Using game theory for understanding and managing conservation conflict

Chris’s PhD research uses frameworks from common-pool resource literature and game theory to explore conflict over goose numbers in the Scottish islands.


Several populations of wild geese in Scotland have risen from historic lows in the mid-twentieth century, writing a conservation success story of better habitat protection and curbed persecution. However, the growing numbers of these species, primarily greylag (Anser anser) and barnacle (Branta leucopsis) geese, have increasingly impacted farmers on whose land the birds will graze. Pasture intended for livestock and arable crops destined for animal or human mouths can be destroyed quickly by the highly mobile geese which soon become accustomed to many scaring efforts.

Finding a balance between protection of the geese and protection of the crops causes a conservation conflict involving multiple parties; farmers, land managers, conservation organisations, wildfowl shooters, and the government. In an attempt to address the conflict in the most affected areas of Scotland, efforts involving coordinated scaring, culling and or compensation are being funded by the Scottish Government. Although most parties welcome the management efforts, disagreement remains on the intent, methods and success of the projects. Those involved make strategic decisions, taking into account what they perceive about stakeholders. Thus, interactions between and within these parties, are at the core of the conflict.

Growing numbers of geese have increasingly impacted farmers

Game theory is the study of strategic interactions, and various methods from this field can be applied to help understand how people in conservation conflict make their decisions. We are using frameworks from common-pool resource literature and practical games as bases for data collection from the field. We predict that seeing conservation conflict as a series of strategic interactions will shed new light on an ongoing issue and provide some novel actions for managing the conflict.


Chris Pollard

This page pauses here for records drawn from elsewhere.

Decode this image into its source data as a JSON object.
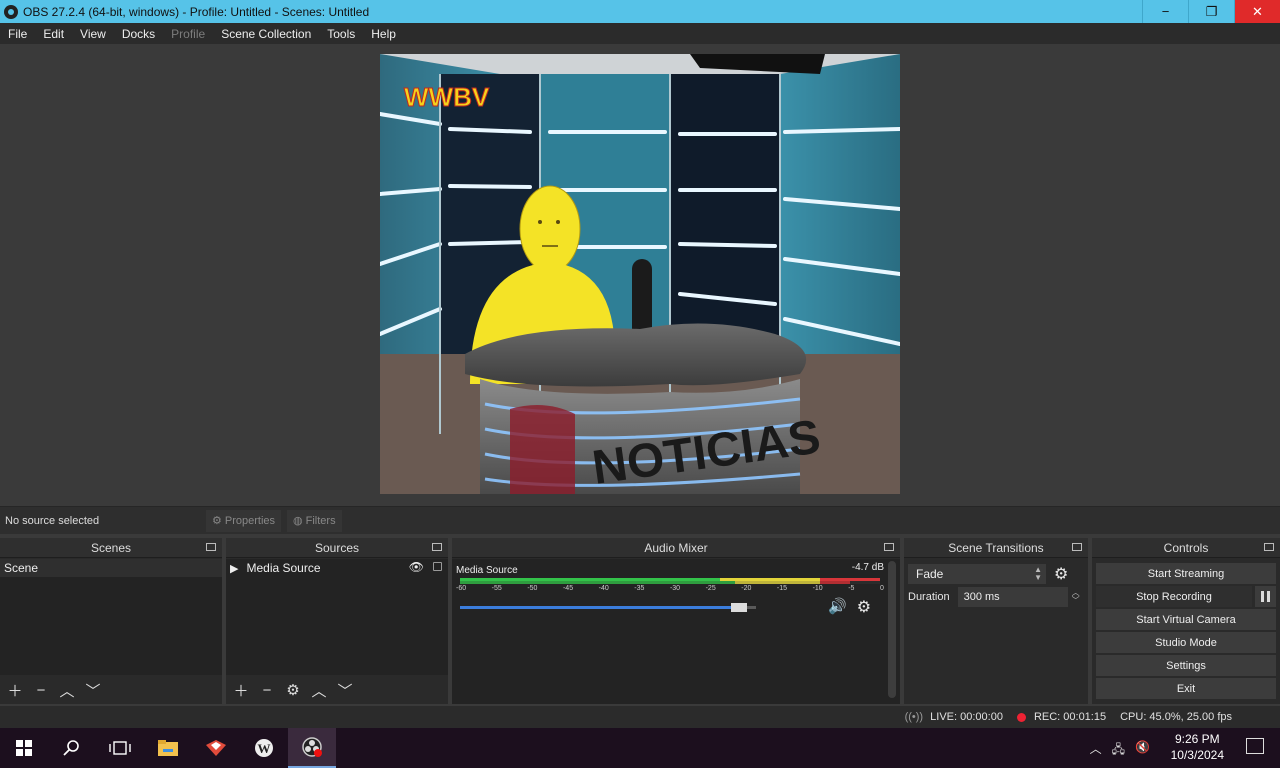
{
  "window": {
    "title": "OBS 27.2.4 (64-bit, windows) - Profile: Untitled - Scenes: Untitled",
    "minimize": "−",
    "restore": "❐",
    "close": "✕"
  },
  "menu": {
    "items": [
      "File",
      "Edit",
      "View",
      "Docks",
      "Profile",
      "Scene Collection",
      "Tools",
      "Help"
    ]
  },
  "preview": {
    "logo_text": "WWBV",
    "desk_text": "NOTICIAS"
  },
  "source_toolbar": {
    "status": "No source selected",
    "properties_label": "Properties",
    "filters_label": "Filters"
  },
  "scenes": {
    "title": "Scenes",
    "items": [
      "Scene"
    ]
  },
  "sources": {
    "title": "Sources",
    "items": [
      "Media Source"
    ]
  },
  "audio_mixer": {
    "title": "Audio Mixer",
    "channel_name": "Media Source",
    "channel_db": "-4.7 dB",
    "tick_labels": [
      "-60",
      "-55",
      "-50",
      "-45",
      "-40",
      "-35",
      "-30",
      "-25",
      "-20",
      "-15",
      "-10",
      "-5",
      "0"
    ],
    "volume_level": 0.97
  },
  "scene_transitions": {
    "title": "Scene Transitions",
    "transition": "Fade",
    "duration_label": "Duration",
    "duration_value": "300 ms"
  },
  "controls": {
    "title": "Controls",
    "buttons": [
      "Start Streaming",
      "Stop Recording",
      "Start Virtual Camera",
      "Studio Mode",
      "Settings",
      "Exit"
    ]
  },
  "status": {
    "live": "LIVE: 00:00:00",
    "rec": "REC: 00:01:15",
    "cpu": "CPU: 45.0%, 25.00 fps"
  },
  "taskbar": {
    "time": "9:26 PM",
    "date": "10/3/2024"
  },
  "colors": {
    "accent_titlebar": "#56c3e8",
    "close_red": "#e02a2a",
    "meter_green": "#33c34a",
    "meter_yellow": "#e3d53a",
    "meter_red": "#d8363a",
    "volume_blue": "#3b7ddc"
  }
}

Nils Bunnefeld (University of Stirling)
Aidan Keane (University of Edinburgh)
Steve Redpath (University of Aberdeen)
Des Thompson (Scottish Natural Heritage)
Juliette Young (Centre for Ecology & Hydrology)




Pollard, C. R. J., Redpath, S., Bussière, L. F., Keane, A., Thompson, D. B. A., Young, J. C., & Bunnefeld, N. (2019). The impact of uncertainty on cooperation intent in a conservation conflict. The Journal of Applied Ecology, 56(5), 1278–1288.

Redpath, S. M., Keane, A., Andrén, H., Baynham-Herd, Z., Bunnefeld, N., Duthie, A. B., Frank, J., Garcia, C. A., Månsson, J., Nilsson, L., Pollard, C. R. J., Rakotonarivo, O. S., Salk, C. F., & Travers, H. (2018). Games as Tools to Address Conservation Conflicts. Trends in Ecology & Evolution, 33(6), 415–426.